AcknowledgmentsIntroduction1. The Many Treasures Stupa: Visionary Signpost and Cognitive Model2. Textual Space and Pictorial Reconstitution3. The Circumstantial World and the Numinous Realm4. Mapping and Transformation5. Mirroring and Transformation6. Chronotope and HeterotopiaList of AbbreviationsNotesChinese GlossaryBibliographyIllustration CreditsIndex

Editorial Reviews

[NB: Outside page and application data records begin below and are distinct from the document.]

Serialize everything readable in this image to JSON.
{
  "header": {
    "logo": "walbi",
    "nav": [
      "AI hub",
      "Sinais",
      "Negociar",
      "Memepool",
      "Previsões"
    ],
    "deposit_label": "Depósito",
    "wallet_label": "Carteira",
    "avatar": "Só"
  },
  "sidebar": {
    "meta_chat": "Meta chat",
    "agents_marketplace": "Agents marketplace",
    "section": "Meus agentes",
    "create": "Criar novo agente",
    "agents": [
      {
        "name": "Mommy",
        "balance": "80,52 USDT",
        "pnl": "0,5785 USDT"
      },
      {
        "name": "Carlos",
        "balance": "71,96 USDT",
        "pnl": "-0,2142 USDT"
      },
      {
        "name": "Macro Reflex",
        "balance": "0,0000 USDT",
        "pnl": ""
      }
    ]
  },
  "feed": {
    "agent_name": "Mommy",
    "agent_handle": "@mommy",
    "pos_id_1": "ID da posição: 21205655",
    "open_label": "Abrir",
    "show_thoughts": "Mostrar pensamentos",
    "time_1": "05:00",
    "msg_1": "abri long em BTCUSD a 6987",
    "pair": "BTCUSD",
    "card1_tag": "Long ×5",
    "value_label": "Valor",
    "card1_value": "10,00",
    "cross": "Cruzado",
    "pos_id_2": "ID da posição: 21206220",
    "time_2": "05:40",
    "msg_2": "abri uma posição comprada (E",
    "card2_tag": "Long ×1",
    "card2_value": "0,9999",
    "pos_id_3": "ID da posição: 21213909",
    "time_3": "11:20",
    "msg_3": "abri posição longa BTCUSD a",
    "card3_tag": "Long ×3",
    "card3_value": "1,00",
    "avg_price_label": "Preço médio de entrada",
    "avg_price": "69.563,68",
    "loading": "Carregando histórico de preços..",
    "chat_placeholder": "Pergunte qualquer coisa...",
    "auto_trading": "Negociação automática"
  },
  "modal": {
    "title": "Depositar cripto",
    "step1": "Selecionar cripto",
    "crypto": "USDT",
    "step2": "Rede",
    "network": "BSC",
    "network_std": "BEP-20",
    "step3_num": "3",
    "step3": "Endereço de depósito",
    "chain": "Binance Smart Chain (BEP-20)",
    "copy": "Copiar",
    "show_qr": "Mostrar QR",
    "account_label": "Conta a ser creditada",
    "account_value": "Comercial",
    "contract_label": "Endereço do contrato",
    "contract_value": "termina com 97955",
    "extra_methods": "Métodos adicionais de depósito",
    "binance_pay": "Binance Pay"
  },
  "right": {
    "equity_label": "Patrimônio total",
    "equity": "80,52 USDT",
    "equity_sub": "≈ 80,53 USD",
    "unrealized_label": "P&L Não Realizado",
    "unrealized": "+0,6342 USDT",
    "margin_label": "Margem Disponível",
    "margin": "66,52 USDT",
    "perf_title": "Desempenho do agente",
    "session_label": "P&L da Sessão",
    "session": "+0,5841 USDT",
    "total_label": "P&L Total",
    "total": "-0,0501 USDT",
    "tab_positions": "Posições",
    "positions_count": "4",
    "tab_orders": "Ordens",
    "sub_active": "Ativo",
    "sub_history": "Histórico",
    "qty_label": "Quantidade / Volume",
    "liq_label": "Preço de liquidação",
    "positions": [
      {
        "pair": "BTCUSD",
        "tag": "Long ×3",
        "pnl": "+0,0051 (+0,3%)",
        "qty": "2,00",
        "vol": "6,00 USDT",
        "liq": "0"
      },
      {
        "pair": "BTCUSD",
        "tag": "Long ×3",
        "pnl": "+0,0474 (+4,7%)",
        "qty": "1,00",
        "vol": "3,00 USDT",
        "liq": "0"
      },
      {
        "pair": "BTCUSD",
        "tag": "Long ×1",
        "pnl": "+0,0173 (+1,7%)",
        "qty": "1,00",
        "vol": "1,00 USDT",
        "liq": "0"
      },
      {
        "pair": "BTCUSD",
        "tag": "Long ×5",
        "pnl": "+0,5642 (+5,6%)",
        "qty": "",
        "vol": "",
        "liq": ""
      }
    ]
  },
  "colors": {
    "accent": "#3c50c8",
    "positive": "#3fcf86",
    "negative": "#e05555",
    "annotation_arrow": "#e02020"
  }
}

The Lotus Sutra has been the most widely read and most revered Buddhist scripture in East Asia since its translation in the third century. The miracles and parables in the "king of sutras" inspired a variety of images in China, in particular the sweeping compositions known as transformation tableaux that developed between the seventh and ninth centuries. Surviving examples in murals painted on cave walls or carved in relief on Buddhist monuments depict celestial journeys, bodily metamorphoses, cycles of rebirth, and the achievement of nirvana. Yet the cosmos revealed in these tableaux is strikingly different from that found in the text of the sutra. Shaping the Lotus Sutra explores this visual world.Challenging long-held assumptions about Buddhist art, Eugene Wang treats it as a window to an animated and spirited world. Rather than focus on individual murals as isolated compositions, Wang views the entire body of pictures adorning a cave shrine or a pagoda as a visual mapping of an imaginary topography that encompasses different temporal and spatial domains. He demonstrates that the text of the Lotus Sutra does not fully explain the pictures and that a picture, or a series of them, constitutes its own "text." In exploring how religious pictures sublimate cultural aspirations, he shows that they can serve both political and religious agendas and that different social forces can co-exist within the same visual program. These pictures inspired meditative journeys through sophisticated formal devices such as mirroring, mapping, and spatial programming - analytical categories newly identified by Wang.The book examines murals in cave shrines at Binglingsi and Dunhuang in northwestern China and relief sculptures in the grottoes of Yungang in Shanxi, on stelae from Sichuan, and on the Dragon-and-Tiger pagoda in Shandong, among other sites. By tracing formal impulses in medieval Chinese picture-making, such as topographic mapping and pictorial illusionism, the author pieces together a wide range of visual evidence and textual sources to reconstruct the medieval Chinese cognitive style and mental world. The book is ultimately a history of the Chinese imagination.Ranges over a dazzling array of topics, all of them fascinating and all tied to the central goal of illuminating the visual logic of medieval Buddhist art. - Robert E. Harrist, Jr., Columbia University